Walgreens Boots Alliance Inc. and Rite Aid Corp. pushed out the deadline to close their $9.4 billion merger to next year amid delays in selling stores the two sides have to divest to get the deal past federal regulators.
The companies now expect to close the deal in early 2017, as the previous timetable of completing the transaction by the end of this year is no longer feasible. The companies expect to agree to sell between 500 and 1,000 stores by the end of 2016, though any transactions will also require approval from the Federal Trade Commission.
The delay is the latest adjustment to a deal that was announced almost one year ago after Walgreens said in September it would have to divest more stores than it previously expected. And it comes at a time when federal authorities have scuttled several other transactions, including the merger of Staples Inc. and Office Depot Inc. and Electrolux AB’s acquisition of General Electric Co.’s appliance business.
The protracted process has raised doubts as to whether the deal will reach the finish line. Rite-Aid shares have persistently traded well below the $9 a share offered by Walgreens and dipped below $6 earlier this week. However, both sides have continued to express confidence that they will eventually get the green light to merge.
But the affirmation that the deal is on track was cheered in markets. In morning trading Thursday, Rite-Aid shares rose 7.9% to $7.18 and Walgreens shares rose 3.8% to $80.07.
Meanwhile, Walgreens continues to push its plan to win more pharmacy customers, improve margins in its U.S. stores and cut costs throughout its enterprise. Thursday, Walgreens posted an increase in fourth-quarter profit as revenue edged higher.
In its largest division, the U.S. retail pharmacy business, Walgreens posted a 3.2% increase in sales at existing stores, with a stronger pharmacy sales offsetting a small decline in the front-end of the stores, where the company sells food and other everyday items. The company filled 3.9% more prescriptions versus a year ago as it continues to get more volume from Medicare patients.
Walgreens is hoping to win more patients to its pharmacies with a string of new agreements with health-care companies that encourage patients to use Walgreens pharmacies. Those include a recent partnership with Prime Therapeutics, a pharmacy-benefits manager owned by Blue Cross and Blue Shield health plans, that makes Walgreens a preferred pharmacy where patients pay less to fill prescriptions. It also replaced CVS Health as in-network pharmacy for Tricare, a health-care program for military personnel and their families.

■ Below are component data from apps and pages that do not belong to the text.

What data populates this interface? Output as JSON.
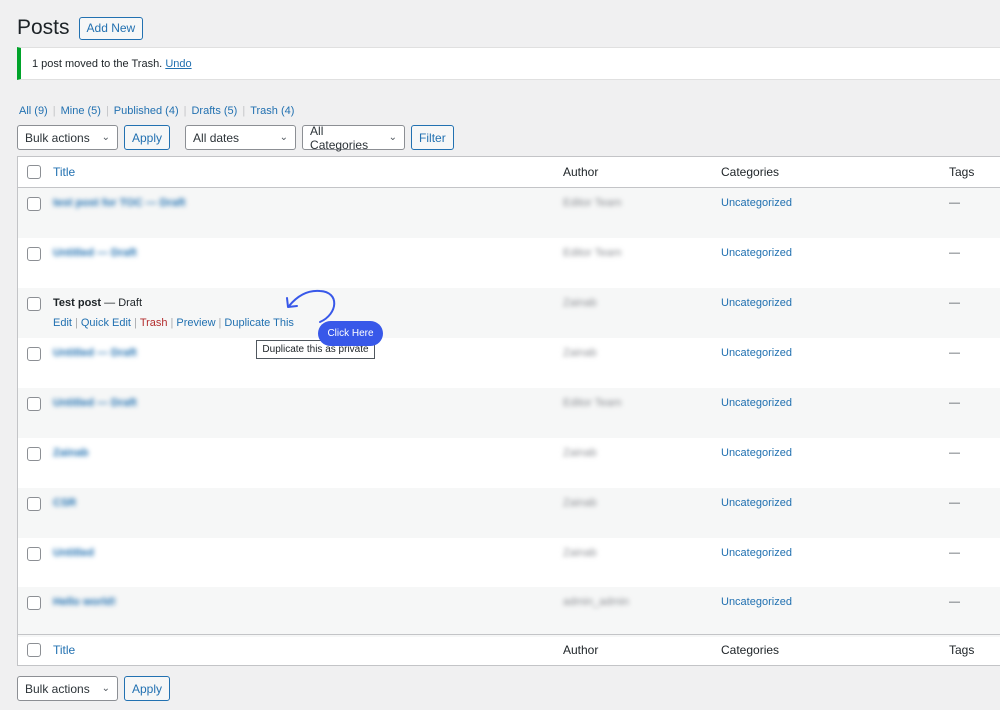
{
  "header": {
    "title": "Posts",
    "add_new": "Add New"
  },
  "notice": {
    "message": "1 post moved to the Trash.",
    "undo": "Undo"
  },
  "views": [
    {
      "label": "All (9)"
    },
    {
      "label": "Mine (5)"
    },
    {
      "label": "Published (4)"
    },
    {
      "label": "Drafts (5)"
    },
    {
      "label": "Trash (4)"
    }
  ],
  "view_separator": "|",
  "tablenav_top": {
    "bulk_actions": "Bulk actions",
    "apply": "Apply",
    "dates": "All dates",
    "categories": "All Categories",
    "filter": "Filter"
  },
  "tablenav_bottom": {
    "bulk_actions": "Bulk actions",
    "apply": "Apply"
  },
  "columns": {
    "title": "Title",
    "author": "Author",
    "categories": "Categories",
    "tags": "Tags"
  },
  "rows": [
    {
      "title": "test post for TOC — Draft",
      "author": "Editor Team",
      "category": "Uncategorized",
      "tags": "—"
    },
    {
      "title": "Untitled — Draft",
      "author": "Editor Team",
      "category": "Uncategorized",
      "tags": "—"
    },
    {
      "title": "Test post",
      "state": " — Draft",
      "author": "Zainab",
      "category": "Uncategorized",
      "tags": "—"
    },
    {
      "title": "Untitled — Draft",
      "author": "Zainab",
      "category": "Uncategorized",
      "tags": "—"
    },
    {
      "title": "Untitled — Draft",
      "author": "Editor Team",
      "category": "Uncategorized",
      "tags": "—"
    },
    {
      "title": "Zainab",
      "author": "Zainab",
      "category": "Uncategorized",
      "tags": "—"
    },
    {
      "title": "CSR",
      "author": "Zainab",
      "category": "Uncategorized",
      "tags": "—"
    },
    {
      "title": "Untitled",
      "author": "Zainab",
      "category": "Uncategorized",
      "tags": "—"
    },
    {
      "title": "Hello world!",
      "author": "admin_admin",
      "category": "Uncategorized",
      "tags": "—"
    }
  ],
  "row_actions": {
    "edit": "Edit",
    "quick_edit": "Quick Edit",
    "trash": "Trash",
    "preview": "Preview",
    "duplicate": "Duplicate This",
    "separator": "|"
  },
  "callout": {
    "button": "Click Here",
    "tooltip": "Duplicate this as private"
  },
  "colors": {
    "accent": "#2271b1",
    "success": "#00a32a",
    "danger": "#b32d2e",
    "callout": "#3858e9"
  }
}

By getting more patients into its drugstores to fill prescriptions, Walgreens hopes they will also shop more too. “These close partnerships are central to our strategy to increasing volumes to our pharmacies and driving footfall to our stores,” Walgreens Chief Executive Stefano Pessina said.
That strategy is different than the one employed by Walgreen’s main drugstore rival, CVS Health Inc., which owns a large pharmacy benefits management business in Caremark.
“This is the beauty of being independent,” Mr. Pessina said. “We can work with everybody and we can offer our services to everybody and we are not seen as particularly skewed to this or that player in the market.”
For the quarter, Walgreens reported a profit of $1.03 billion on flat revenue of $28.64 billion.
Source: The Wall Street Journal